Cees Haringa Group

What is it like to be a microbe? How do you perceive the environment? And how are you influenced by said environment? These questions are at the heart of my research: the study of (industrial) bioprocesses from the microbial perspective. 

My group focuses on fermentation, starting from the perspective of large-scale operations. What kind of conditions (and gradients therein) do organisms encounter in large-scale fermentor and how do cells respond to these conditions. To this end, we focus on the use of lifelines – the fluctuations in their external environment that cells perceive during their lifetime inside a bioreactor. In the end, our aim is to improve process performance by optimizing the process (equipment/operating conditions) as well as the microbe (robustness towards industrial conditions).

We focus on the development of tools and models to get more insight in industrial fermentation processes, in particular the following:

  • Computational fluid dynamics (CFD) for bioprocesses: we make heavy use of CFD to gain insight into industrial-scale fermentations. We mainly focus on the implementation of microbial models in CFD simulations and using Euler-Lagrange CFD simulations to collect lifelines. We are furthermore interested in the use of these models (process improvement, scale-down guidance) as well as improvement of the hydrodynamic description (gas-phase behavior, rheology, …)  
  • Downscaling from the microbial perspective: we are interested in translating the lifelines collected with the simulations above to representative scale-down simulators, assessing the microbial response in said simulators, and translating results back to metabolic models for usage in process simulations. Our interests range from ‘classical’ bench-scale downscaling as well as novel micro-downscaling approaches.
  • Coarse-grained simulations: how can we create simulations that sufficiently represent industrial-scale environments, while being computationally tractable? What is required for a proper ‘digital twin’ of an industrial bioprocess?  We are interested in both mechanistic and data-driven approaches. 

Our research interests link to a broad range of competences and topics that are outside of our core expertise. In addition, our interests link strongly to the industrial context and practical challenges encountered in the biotechnological industry. As such, we are very open to exploring both industrial and academic collaborations. Do you have questions, ideas or expertise (potentially) related to my research interests? Let's get in touch! I’m always open to have a (virtual) discussion and see where our interests meet.

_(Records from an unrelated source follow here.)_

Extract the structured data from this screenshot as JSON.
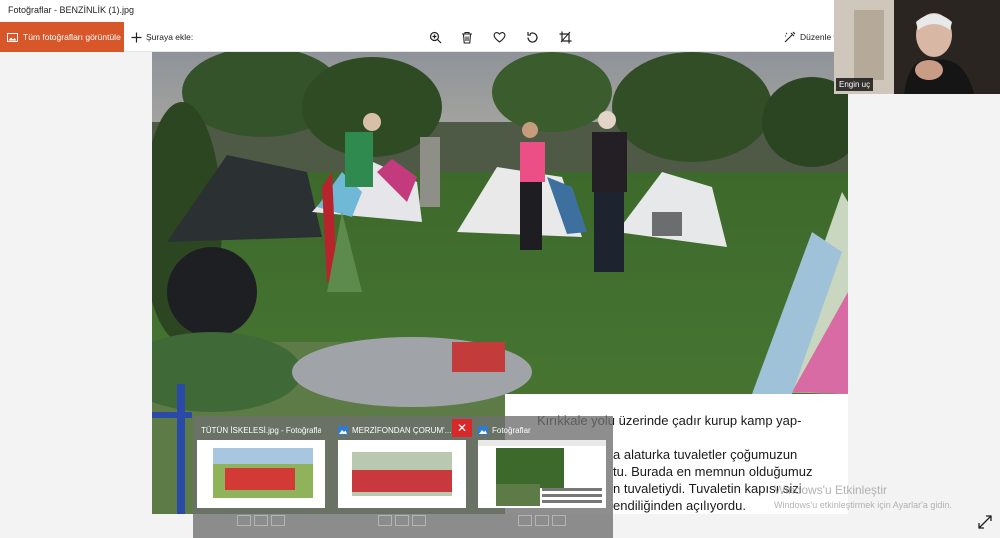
{
  "window": {
    "title": "Fotoğraflar - BENZİNLİK (1).jpg"
  },
  "toolbar": {
    "view_all_label": "Tüm fotoğrafları görüntüle",
    "add_to_label": "Şuraya ekle:",
    "edit_label": "Düzenle v"
  },
  "webcam": {
    "participant_name": "Engin uç"
  },
  "document": {
    "lines": [
      "Kırıkkale yolu üzerinde çadır kurup kamp yap-",
      "",
      "a alaturka tuvaletler çoğumuzun",
      "tu. Burada en memnun olduğumuz",
      "n tuvaletiydi. Tuvaletin kapısı sizi",
      "endiliğinden açılıyordu."
    ]
  },
  "previews": [
    {
      "label": "TÜTÜN İSKELESİ.jpg - Fotoğraflar"
    },
    {
      "label": "MERZİFONDAN ÇORUM'..."
    },
    {
      "label": "Fotoğraflar"
    }
  ],
  "watermark": {
    "line1": "Windows'u Etkinleştir",
    "line2": "Windows'u etkinleştirmek için Ayarlar'a gidin."
  },
  "colors": {
    "accent": "#d7572b",
    "close_red": "#d9282a"
  },
  "icons": {
    "zoom": "zoom-icon",
    "delete": "trash-icon",
    "favorite": "heart-icon",
    "rotate": "rotate-icon",
    "crop": "crop-icon"
  }
}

I am highly passionate about teaching, in particular about establishing a connection between timely research topics and education and the inclusion of sustainability in education. Education is not just a matter of transferring information, but also about engaging and enabling students to pursue their passions. Other topics that interest me in the context of education are: virtual labs/plants (digital twins) for practical education, blended learning, balancing academic freedom with training industry-ready engineers, and engaging with societal relevance. Do you want to chat about these topics – either with concrete ideas, or more on a conceptual/philosophical level? Send me a message! 

About me
Originally from a beautiful, little island called Terschelling, in the North of the Netherlands, I am a chemical engineer with a strong passion for creating a sustainable process industry. I hold a BSc and MSc degree from TU Delft in chemical engineering. These were followed by a PhD (with honors) on CFD simulation of industrial fermentation systems, for which I was awarded the inaugural DECHEMA industrial bioprocess award. I worked as a CFD scientist in the DSM biotechnology center from 2017-2020, applying the knowledge I acquired in my PhD in industrial practice. Since 2021, I work as an assistant professor in the bioprocess engineering group at TU Delft. 

Dr. ir. Cees Haringa

Assistant Professor